Just the fact that Winston grew old — it
definitely was not work or over-activity that did him in — that he could
not dodge disease, that the world is short one more loyal companion for
a worthy mom, is sad. And someone else will have to make a similar
decision and do the right thing — a hard thing — this week. God bless
But the upside, at least for Kate, is this: “I’m trying to
picture Wiley and Winston,” she said, “piled up on some heavenly couch
watching a Cubs game.”
Many of you remember Atlanta-based
syndicated columnist Lewis Grizzard, who wrote of his black Lab Catfish
often, including when Catfish died. Grizzard passed away 20 years ago
this past March — (time is a funny thing) — and the cartoon I remember
from that time by Mike Luckovich is of Catfish running through the
Pearly Gates to greet his typewriter-toting friend.
I like to think of Wiley doing the same to greet Winston.
did not spend a lot of time around Winston.
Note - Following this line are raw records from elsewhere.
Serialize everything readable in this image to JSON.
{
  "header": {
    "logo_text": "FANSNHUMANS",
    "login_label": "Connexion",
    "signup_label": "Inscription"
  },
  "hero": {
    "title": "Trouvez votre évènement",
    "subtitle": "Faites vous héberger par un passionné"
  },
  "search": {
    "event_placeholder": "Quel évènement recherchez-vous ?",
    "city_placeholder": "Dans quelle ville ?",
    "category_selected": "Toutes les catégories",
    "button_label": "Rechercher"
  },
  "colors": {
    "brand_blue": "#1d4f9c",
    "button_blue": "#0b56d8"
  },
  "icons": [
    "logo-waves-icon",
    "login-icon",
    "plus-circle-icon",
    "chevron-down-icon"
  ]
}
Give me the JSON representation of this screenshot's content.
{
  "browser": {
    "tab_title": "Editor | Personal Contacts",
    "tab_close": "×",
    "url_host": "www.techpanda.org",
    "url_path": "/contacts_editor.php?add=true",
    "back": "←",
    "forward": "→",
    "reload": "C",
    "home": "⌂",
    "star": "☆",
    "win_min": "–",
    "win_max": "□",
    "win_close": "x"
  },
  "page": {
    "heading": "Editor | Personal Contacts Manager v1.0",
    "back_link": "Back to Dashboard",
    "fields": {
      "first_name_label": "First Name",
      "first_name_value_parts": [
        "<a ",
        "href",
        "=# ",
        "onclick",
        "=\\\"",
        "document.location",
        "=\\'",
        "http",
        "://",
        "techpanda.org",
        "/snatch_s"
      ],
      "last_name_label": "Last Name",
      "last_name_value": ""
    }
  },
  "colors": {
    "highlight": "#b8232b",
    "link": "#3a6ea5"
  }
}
Sort of let him have his
space on the few times I went out to Wiley and Kate’s house in
Choudrant. For one thing, Winston had some girth about him. And he
didn’t speak, so he always fooled me into thinking he was some giant
silent assassin. And he knew I wasn’t Wiley because I was not in the big
chair reading a book or watching the game, which were Wiley’s two main
positions. If you could see the chair and the den set-up — lots of books
on shelves and cozy but still big enough for a big white dog to
maneuver — you’d wonder why Wiley ever bothered to leave the house at
Books right there. Sweet chair. Blanket. Remote. Game on. Dog. Is this where we strike up the “Hallelujah Chorus”?
Wiley’s teenage years, Elvis had his first big hit. (Elvis died 38
years ago this Sunday, by the way. There’s that ‘time’ thing again...)
And I loved Elvis/Ebis, but there’s no such thing as “nothin’ but a
hound dog,” not if somebody really loves that dog, and not if that dog
really loves somebody.
Just to keep you up to speed, before I knew
I’d hear from Kate, I went by Wiley’s Tuesday, by his grave, in
mid-morning. I parked for a few minutes, Wiley on my left, his Ruston
Bearcats practicing football, not more than 100 yards away, behind Wiley
and in front of me. I suppose that at about the same time, a few miles
east, while sweaty teenagers pushed a sled and coaches blew whistles and
life rolled on with all it’s grand possibilities, Kate was bravely
taking Winston, a good soldier through Wiley’s sickness and beyond, to
I hope that Kate’s wish from earlier came true. And
not that it would have mattered so much to Wiley and Winston on this
first night back together, but Tuesday night, the Cubs moved 15 games
above .500. They beat Milwaukee, 6-3.